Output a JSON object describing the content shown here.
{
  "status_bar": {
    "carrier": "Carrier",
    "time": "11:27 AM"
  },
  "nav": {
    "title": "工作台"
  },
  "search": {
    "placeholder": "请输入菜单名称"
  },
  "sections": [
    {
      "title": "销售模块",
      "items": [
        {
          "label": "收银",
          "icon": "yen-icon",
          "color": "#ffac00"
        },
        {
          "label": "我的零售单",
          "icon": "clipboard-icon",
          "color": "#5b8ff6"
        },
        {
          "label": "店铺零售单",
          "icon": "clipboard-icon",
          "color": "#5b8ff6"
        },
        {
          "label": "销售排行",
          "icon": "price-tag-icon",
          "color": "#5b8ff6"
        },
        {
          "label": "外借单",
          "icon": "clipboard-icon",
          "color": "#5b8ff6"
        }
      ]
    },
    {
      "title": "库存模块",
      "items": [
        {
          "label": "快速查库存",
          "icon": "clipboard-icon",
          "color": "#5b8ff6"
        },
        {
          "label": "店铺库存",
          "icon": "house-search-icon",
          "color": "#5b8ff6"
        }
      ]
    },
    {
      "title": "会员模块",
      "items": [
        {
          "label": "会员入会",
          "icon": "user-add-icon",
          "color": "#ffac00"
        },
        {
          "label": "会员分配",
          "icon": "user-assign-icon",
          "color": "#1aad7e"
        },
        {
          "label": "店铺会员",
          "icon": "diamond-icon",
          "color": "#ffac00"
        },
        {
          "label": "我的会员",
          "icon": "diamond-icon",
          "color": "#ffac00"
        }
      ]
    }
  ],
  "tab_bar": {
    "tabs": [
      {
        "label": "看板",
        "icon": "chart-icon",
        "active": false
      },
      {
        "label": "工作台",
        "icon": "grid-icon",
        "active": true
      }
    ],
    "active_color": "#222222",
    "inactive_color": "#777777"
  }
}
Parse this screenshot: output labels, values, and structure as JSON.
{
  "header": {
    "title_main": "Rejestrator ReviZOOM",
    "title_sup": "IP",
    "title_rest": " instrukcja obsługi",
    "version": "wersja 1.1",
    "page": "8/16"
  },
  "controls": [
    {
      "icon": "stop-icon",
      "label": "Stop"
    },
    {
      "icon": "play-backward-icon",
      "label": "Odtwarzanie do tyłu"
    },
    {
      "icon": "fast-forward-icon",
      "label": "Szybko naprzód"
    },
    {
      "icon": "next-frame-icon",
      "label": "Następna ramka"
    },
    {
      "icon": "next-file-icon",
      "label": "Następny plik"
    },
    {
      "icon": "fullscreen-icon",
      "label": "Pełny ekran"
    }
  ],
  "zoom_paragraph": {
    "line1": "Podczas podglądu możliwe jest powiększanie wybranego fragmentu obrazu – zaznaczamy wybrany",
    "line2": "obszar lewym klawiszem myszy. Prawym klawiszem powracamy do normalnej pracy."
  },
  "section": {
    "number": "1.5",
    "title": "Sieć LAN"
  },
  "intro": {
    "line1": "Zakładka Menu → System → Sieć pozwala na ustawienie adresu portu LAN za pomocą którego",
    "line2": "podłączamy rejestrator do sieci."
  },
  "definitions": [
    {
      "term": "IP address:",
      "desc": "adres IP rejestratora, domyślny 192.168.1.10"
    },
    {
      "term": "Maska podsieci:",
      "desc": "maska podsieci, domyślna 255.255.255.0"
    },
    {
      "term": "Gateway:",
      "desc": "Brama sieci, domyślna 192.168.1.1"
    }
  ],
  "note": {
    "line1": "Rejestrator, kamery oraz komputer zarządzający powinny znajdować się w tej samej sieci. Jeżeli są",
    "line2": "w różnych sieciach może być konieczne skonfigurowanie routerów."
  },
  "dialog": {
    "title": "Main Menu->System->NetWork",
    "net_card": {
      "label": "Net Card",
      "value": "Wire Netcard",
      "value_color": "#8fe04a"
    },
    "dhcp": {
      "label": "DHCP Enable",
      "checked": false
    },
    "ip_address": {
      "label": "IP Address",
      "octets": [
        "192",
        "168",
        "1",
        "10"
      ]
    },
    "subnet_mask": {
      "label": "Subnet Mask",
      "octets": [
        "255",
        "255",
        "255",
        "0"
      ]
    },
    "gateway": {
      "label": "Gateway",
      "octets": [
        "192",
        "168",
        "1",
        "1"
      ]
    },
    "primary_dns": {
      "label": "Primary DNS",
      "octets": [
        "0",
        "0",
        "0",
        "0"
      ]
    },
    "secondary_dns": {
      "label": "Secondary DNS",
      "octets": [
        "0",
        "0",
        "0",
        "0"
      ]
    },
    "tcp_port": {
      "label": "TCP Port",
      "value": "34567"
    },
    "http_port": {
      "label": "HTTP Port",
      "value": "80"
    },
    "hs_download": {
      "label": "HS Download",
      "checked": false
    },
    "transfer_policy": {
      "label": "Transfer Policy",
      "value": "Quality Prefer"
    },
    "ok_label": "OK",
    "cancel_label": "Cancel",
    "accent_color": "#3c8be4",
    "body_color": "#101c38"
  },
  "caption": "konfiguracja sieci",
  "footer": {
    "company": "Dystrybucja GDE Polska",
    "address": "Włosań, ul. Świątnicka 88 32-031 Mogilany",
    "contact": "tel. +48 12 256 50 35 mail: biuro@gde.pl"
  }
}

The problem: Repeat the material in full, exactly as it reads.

Written solution:
Output a JSON object describing the content shown here.
{
  "status_bar": {
    "carrier": "Carrier",
    "time": "11:27 AM"
  },
  "nav": {
    "title": "工作台"
  },
  "search": {
    "placeholder": "请输入菜单名称"
  },
  "sections": [
    {
      "title": "销售模块",
      "items": [
        {
          "label": "收银",
          "icon": "yen-icon",
          "color": "#ffac00"
        },
        {
          "label": "我的零售单",
          "icon": "clipboard-icon",
          "color": "#5b8ff6"
        },
        {
          "label": "店铺零售单",
          "icon": "clipboard-icon",
          "color": "#5b8ff6"
        },
        {
          "label": "销售排行",
          "icon": "price-tag-icon",
          "color": "#5b8ff6"
        },
        {
          "label": "外借单",
          "icon": "clipboard-icon",
          "color": "#5b8ff6"
        }
      ]
    },
    {
      "title": "库存模块",
      "items": [
        {
          "label": "快速查库存",
          "icon": "clipboard-icon",
          "color": "#5b8ff6"
        },
        {
          "label": "店铺库存",
          "icon": "house-search-icon",
          "color": "#5b8ff6"
        }
      ]
    },
    {
      "title": "会员模块",
      "items": [
        {
          "label": "会员入会",
          "icon": "user-add-icon",
          "color": "#ffac00"
        },
        {
          "label": "会员分配",
          "icon": "user-assign-icon",
          "color": "#1aad7e"
        },
        {
          "label": "店铺会员",
          "icon": "diamond-icon",
          "color": "#ffac00"
        },
        {
          "label": "我的会员",
          "icon": "diamond-icon",
          "color": "#ffac00"
        }
      ]
    }
  ],
  "tab_bar": {
    "tabs": [
      {
        "label": "看板",
        "icon": "chart-icon",
        "active": false
      },
      {
        "label": "工作台",
        "icon": "grid-icon",
        "active": true
      }
    ],
    "active_color": "#222222",
    "inactive_color": "#777777"
  }
}
Parse this screenshot: output labels, values, and structure as JSON.
{
  "header": {
    "title_main": "Rejestrator ReviZOOM",
    "title_sup": "IP",
    "title_rest": " instrukcja obsługi",
    "version": "wersja 1.1",
    "page": "8/16"
  },
  "controls": [
    {
      "icon": "stop-icon",
      "label": "Stop"
    },
    {
      "icon": "play-backward-icon",
      "label": "Odtwarzanie do tyłu"
    },
    {
      "icon": "fast-forward-icon",
      "label": "Szybko naprzód"
    },
    {
      "icon": "next-frame-icon",
      "label": "Następna ramka"
    },
    {
      "icon": "next-file-icon",
      "label": "Następny plik"
    },
    {
      "icon": "fullscreen-icon",
      "label": "Pełny ekran"
    }
  ],
  "zoom_paragraph": {
    "line1": "Podczas podglądu możliwe jest powiększanie wybranego fragmentu obrazu – zaznaczamy wybrany",
    "line2": "obszar lewym klawiszem myszy. Prawym klawiszem powracamy do normalnej pracy."
  },
  "section": {
    "number": "1.5",
    "title": "Sieć LAN"
  },
  "intro": {
    "line1": "Zakładka Menu → System → Sieć pozwala na ustawienie adresu portu LAN za pomocą którego",
    "line2": "podłączamy rejestrator do sieci."
  },
  "definitions": [
    {
      "term": "IP address:",
      "desc": "adres IP rejestratora, domyślny 192.168.1.10"
    },
    {
      "term": "Maska podsieci:",
      "desc": "maska podsieci, domyślna 255.255.255.0"
    },
    {
      "term": "Gateway:",
      "desc": "Brama sieci, domyślna 192.168.1.1"
    }
  ],
  "note": {
    "line1": "Rejestrator, kamery oraz komputer zarządzający powinny znajdować się w tej samej sieci. Jeżeli są",
    "line2": "w różnych sieciach może być konieczne skonfigurowanie routerów."
  },
  "dialog": {
    "title": "Main Menu->System->NetWork",
    "net_card": {
      "label": "Net Card",
      "value": "Wire Netcard",
      "value_color": "#8fe04a"
    },
    "dhcp": {
      "label": "DHCP Enable",
      "checked": false
    },
    "ip_address": {
      "label": "IP Address",
      "octets": [
        "192",
        "168",
        "1",
        "10"
      ]
    },
    "subnet_mask": {
      "label": "Subnet Mask",
      "octets": [
        "255",
        "255",
        "255",
        "0"
      ]
    },
    "gateway": {
      "label": "Gateway",
      "octets": [
        "192",
        "168",
        "1",
        "1"
      ]
    },
    "primary_dns": {
      "label": "Primary DNS",
      "octets": [
        "0",
        "0",
        "0",
        "0"
      ]
    },
    "secondary_dns": {
      "label": "Secondary DNS",
      "octets": [
        "0",
        "0",
        "0",
        "0"
      ]
    },
    "tcp_port": {
      "label": "TCP Port",
      "value": "34567"
    },
    "http_port": {
      "label": "HTTP Port",
      "value": "80"
    },
    "hs_download": {
      "label": "HS Download",
      "checked": false
    },
    "transfer_policy": {
      "label": "Transfer Policy",
      "value": "Quality Prefer"
    },
    "ok_label": "OK",
    "cancel_label": "Cancel",
    "accent_color": "#3c8be4",
    "body_color": "#101c38"
  },
  "caption": "konfiguracja sieci",
  "footer": {
    "company": "Dystrybucja GDE Polska",
    "address": "Włosań, ul. Świątnicka 88 32-031 Mogilany",
    "contact": "tel. +48 12 256 50 35 mail: biuro@gde.pl"
  }
}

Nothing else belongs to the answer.